A qualifying offer is the minimum amount that a team must offer to a player (as a one-year deal) by June 30 each year in order to make him a restricted free agent. Without a qualifying offer, the player automatically becomes an unrestricted free agent. Under the prior CBA, this would have been a similarly low amount to his “ordinary” cap hold. However, the new CBA changed the rules regarding qualifying offers to young players who significantly outplay their draft status.
Under the new CBA, if a young player taken outside the first half of the lottery meets certain “starter criteria” in either the year prior to his free agency or averaged over the two years prior to his free agency, then he is entitled to a higher qualifying offer. In the case of second round picks meeting the starter criteria, they are entitled to a qualifying offer equal to 100% of the rookie scale qualifying offer for the 21st selection of the draft class whose rookie scale contracts are up for qualifying offers this summer.

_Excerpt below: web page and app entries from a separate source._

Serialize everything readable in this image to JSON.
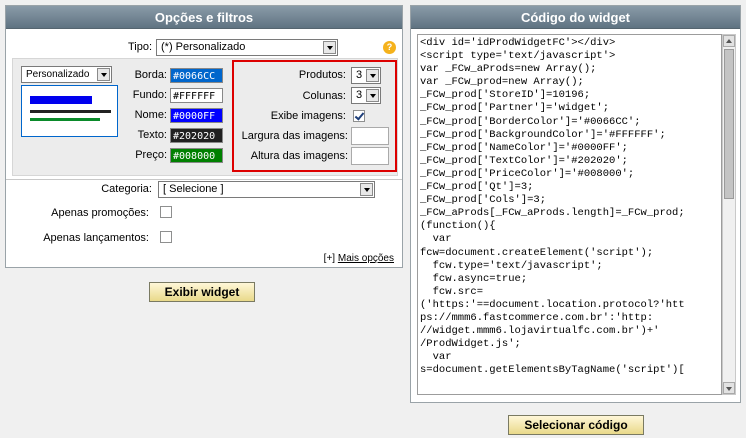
{
  "left_panel": {
    "title": "Opções e filtros",
    "tipo_label": "Tipo:",
    "tipo_value": "(*) Personalizado",
    "help_icon": "?",
    "preset_select": "Personalizado",
    "preview_colors": [
      "#0000ee",
      "#222222",
      "#0a8a2a"
    ],
    "colors": [
      {
        "label": "Borda:",
        "value": "#0066CC",
        "bg": "#0066cc",
        "fg": "#ffffff"
      },
      {
        "label": "Fundo:",
        "value": "#FFFFFF",
        "bg": "#ffffff",
        "fg": "#000000"
      },
      {
        "label": "Nome:",
        "value": "#0000FF",
        "bg": "#0000ff",
        "fg": "#ffffff"
      },
      {
        "label": "Texto:",
        "value": "#202020",
        "bg": "#202020",
        "fg": "#ffffff"
      },
      {
        "label": "Preço:",
        "value": "#008000",
        "bg": "#008000",
        "fg": "#ffffff"
      }
    ],
    "produtos_label": "Produtos:",
    "produtos_value": "3",
    "colunas_label": "Colunas:",
    "colunas_value": "3",
    "exibe_imagens_label": "Exibe imagens:",
    "exibe_imagens_checked": true,
    "largura_label": "Largura das imagens:",
    "altura_label": "Altura das imagens:",
    "categoria_label": "Categoria:",
    "categoria_value": "[ Selecione ]",
    "promocoes_label": "Apenas promoções:",
    "lancamentos_label": "Apenas lançamentos:",
    "mais_opcoes_prefix": "[+]",
    "mais_opcoes_link": "Mais opções"
  },
  "exibir_button": "Exibir widget",
  "right_panel": {
    "title": "Código do widget",
    "code": "<div id='idProdWidgetFC'></div>\n<script type='text/javascript'>\nvar _FCw_aProds=new Array();\nvar _FCw_prod=new Array();\n_FCw_prod['StoreID']=10196;\n_FCw_prod['Partner']='widget';\n_FCw_prod['BorderColor']='#0066CC';\n_FCw_prod['BackgroundColor']='#FFFFFF';\n_FCw_prod['NameColor']='#0000FF';\n_FCw_prod['TextColor']='#202020';\n_FCw_prod['PriceColor']='#008000';\n_FCw_prod['Qt']=3;\n_FCw_prod['Cols']=3;\n_FCw_aProds[_FCw_aProds.length]=_FCw_prod;\n(function(){\n  var\nfcw=document.createElement('script');\n  fcw.type='text/javascript';\n  fcw.async=true;\n  fcw.src=\n('https:'==document.location.protocol?'htt\nps://mmm6.fastcommerce.com.br':'http:\n//widget.mmm6.lojavirtualfc.com.br')+'\n/ProdWidget.js';\n  var\ns=document.getElementsByTagName('script')["
  },
  "selecionar_button": "Selecionar código"
}
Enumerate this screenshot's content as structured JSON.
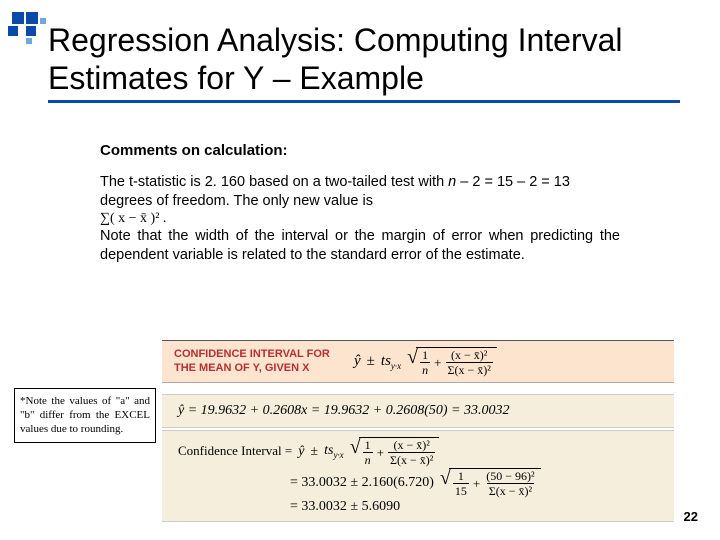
{
  "title": "Regression Analysis: Computing Interval Estimates for Y – Example",
  "subheading": "Comments on calculation:",
  "para1_a": "The t-statistic is 2. 160 based on a two-tailed test with ",
  "para1_b": " – 2 = 15 – 2 = 13 degrees of freedom.  The only new value is",
  "para1_n": "n",
  "sigma_text": "∑( x − x̄ )²  .",
  "para2": "Note that the width of the interval or the margin of error when predicting the dependent variable is related to the standard error of the estimate.",
  "note": "*Note the values of \"a\" and \"b\" differ from the EXCEL values due to rounding.",
  "pink_label": "CONFIDENCE INTERVAL FOR THE MEAN OF Y, GIVEN X",
  "eq_yhat": "ŷ",
  "eq_pm": "±",
  "eq_t": "ts",
  "eq_t_sub": "y·x",
  "eq_one": "1",
  "eq_n": "n",
  "eq_plus": "+",
  "eq_xx_num": "(x − x̄)²",
  "eq_xx_den": "Σ(x − x̄)²",
  "line_eq": "ŷ = 19.9632 + 0.2608x = 19.9632 + 0.2608(50) = 33.0032",
  "ci_label": "Confidence Interval = ",
  "ci_row2_a": "= 33.0032 ± 2.160(6.720)",
  "ci_frac2_num": "1",
  "ci_frac2_den": "15",
  "ci_frac3_num": "(50 − 96)²",
  "ci_frac3_den": "Σ(x − x̄)²",
  "ci_row3": "= 33.0032 ± 5.6090",
  "page_number": "22"
}
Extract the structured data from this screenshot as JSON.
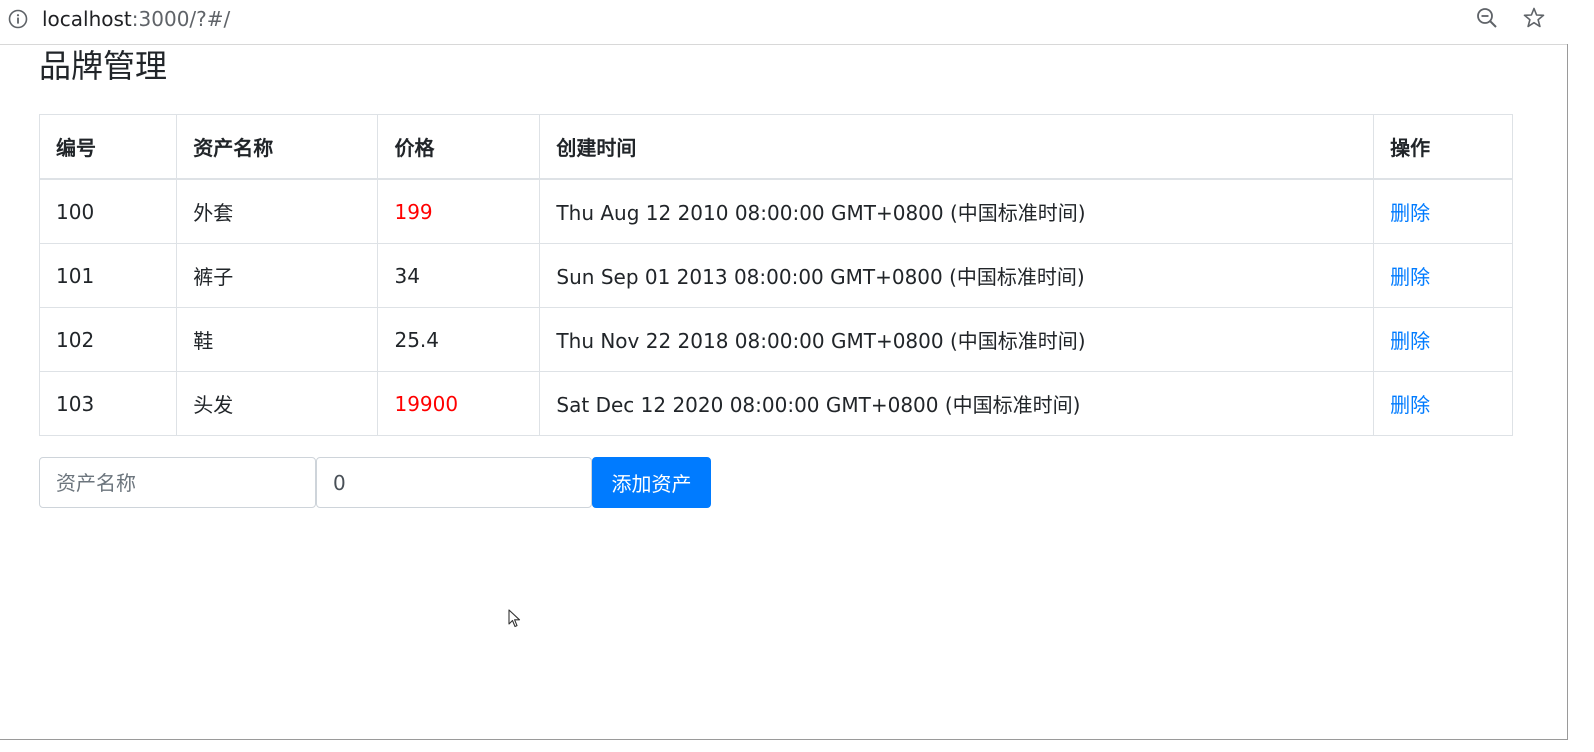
{
  "browser": {
    "url_host": "localhost",
    "url_rest": ":3000/?#/",
    "icons": [
      "info-icon",
      "zoom-out-icon",
      "star-icon"
    ]
  },
  "page": {
    "title": "品牌管理"
  },
  "table": {
    "headers": [
      "编号",
      "资产名称",
      "价格",
      "创建时间",
      "操作"
    ],
    "rows": [
      {
        "id": "100",
        "name": "外套",
        "price": "199",
        "created": "Thu Aug 12 2010 08:00:00 GMT+0800 (中国标准时间)",
        "action": "删除"
      },
      {
        "id": "101",
        "name": "裤子",
        "price": "34",
        "created": "Sun Sep 01 2013 08:00:00 GMT+0800 (中国标准时间)",
        "action": "删除"
      },
      {
        "id": "102",
        "name": "鞋",
        "price": "25.4",
        "created": "Thu Nov 22 2018 08:00:00 GMT+0800 (中国标准时间)",
        "action": "删除"
      },
      {
        "id": "103",
        "name": "头发",
        "price": "19900",
        "created": "Sat Dec 12 2020 08:00:00 GMT+0800 (中国标准时间)",
        "action": "删除"
      }
    ]
  },
  "form": {
    "name_placeholder": "资产名称",
    "name_value": "",
    "price_value": "0",
    "add_label": "添加资产"
  },
  "colors": {
    "accent": "#007bff",
    "price_high": "#ff0000",
    "border": "#dee2e6",
    "text": "#212529"
  }
}
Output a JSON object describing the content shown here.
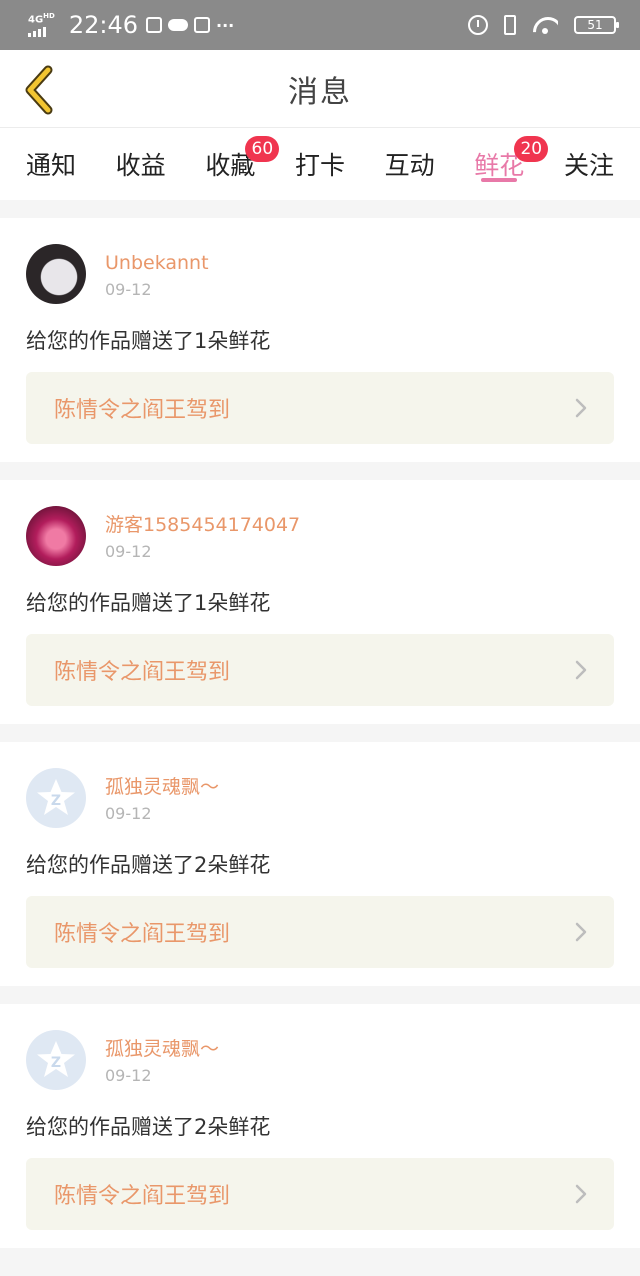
{
  "status_bar": {
    "network": "4G",
    "network_sup": "HD",
    "time": "22:46",
    "battery": "51"
  },
  "header": {
    "title": "消息"
  },
  "tabs": [
    {
      "label": "通知",
      "badge": "",
      "active": false
    },
    {
      "label": "收益",
      "badge": "",
      "active": false
    },
    {
      "label": "收藏",
      "badge": "60",
      "active": false
    },
    {
      "label": "打卡",
      "badge": "",
      "active": false
    },
    {
      "label": "互动",
      "badge": "",
      "active": false
    },
    {
      "label": "鲜花",
      "badge": "20",
      "active": true
    },
    {
      "label": "关注",
      "badge": "",
      "active": false
    }
  ],
  "messages": [
    {
      "username": "Unbekannt",
      "date": "09-12",
      "text": "给您的作品赠送了1朵鲜花",
      "work": "陈情令之阎王驾到",
      "avatar": "photo-dark"
    },
    {
      "username": "游客1585454174047",
      "date": "09-12",
      "text": "给您的作品赠送了1朵鲜花",
      "work": "陈情令之阎王驾到",
      "avatar": "photo-pink"
    },
    {
      "username": "孤独灵魂飘～",
      "date": "09-12",
      "text": "给您的作品赠送了2朵鲜花",
      "work": "陈情令之阎王驾到",
      "avatar": "default-star"
    },
    {
      "username": "孤独灵魂飘～",
      "date": "09-12",
      "text": "给您的作品赠送了2朵鲜花",
      "work": "陈情令之阎王驾到",
      "avatar": "default-star"
    }
  ],
  "colors": {
    "accent_pink": "#e879a8",
    "badge_red": "#f0354f",
    "username_orange": "#e9976a",
    "status_bar_gray": "#8a8a8a"
  }
}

As applied to Parsons this summer, he is entitled to whatever qualifying offer the 21st pick in the 2010 NBA Draft would have gotten if signed to 100% of the rookie scale. (FYI, the 21st pick in 2010 was Craig Brackins, but that is irrelevant here.) That amount is $2,875,130.
(For more information about restricted free agency, qualifying offers and the starter criteria, read this portion of Larry Coon’s NBA Salary Cap FAQ.)
On the other hand, if Parsons is not extended a qualifying offer and is allowed to become an unrestricted free agent in 2014, he would count against the Rockets’ cap in the amount of his “ordinary” cap hold ($1,760,350). However, since the chief purpose of declining Parsons’s option is to make him a restricted free agent, it is unlikely this would happen.
So, for all intents and purposes, the cap hit for Parsons if his option is declined will be $2,875,130 . . . until he signs an offer sheet or a new contract.
While the Rockets do not expect to have much (if any) salary cap room in the summer of 2014 assuming that no further roster moves are made, it is entirely possible that subsequent roster moves (such as those involving Asik and/or Lin being traded for less salary or expiring contracts) could create a situation in which 2014 cap room becomes a legitimate priority for the Rockets. In such an event, the amount that Parsons counts against the cap could become a material concern.
The Houston Rockets face a major decision on whether to exercise their team option on Parsons. Of course, there are various other factors in play here besides just the salary cap mechanics associated with each decision. Such factors include the team’s need for salary cap room in light of subsequent roster moves (such as an Asik trade), the availability of outside free agents, any additional leverage held by NBA super-agent Dan Fegan (hired by Parsons this past summer), and, perhaps most importantly, the “human element” of dealing with Chandler Parsons on a personal level.
When all factors are included, there is no easy choice for the Rockets. But it is a choice that will be closely followed by Rockets fans.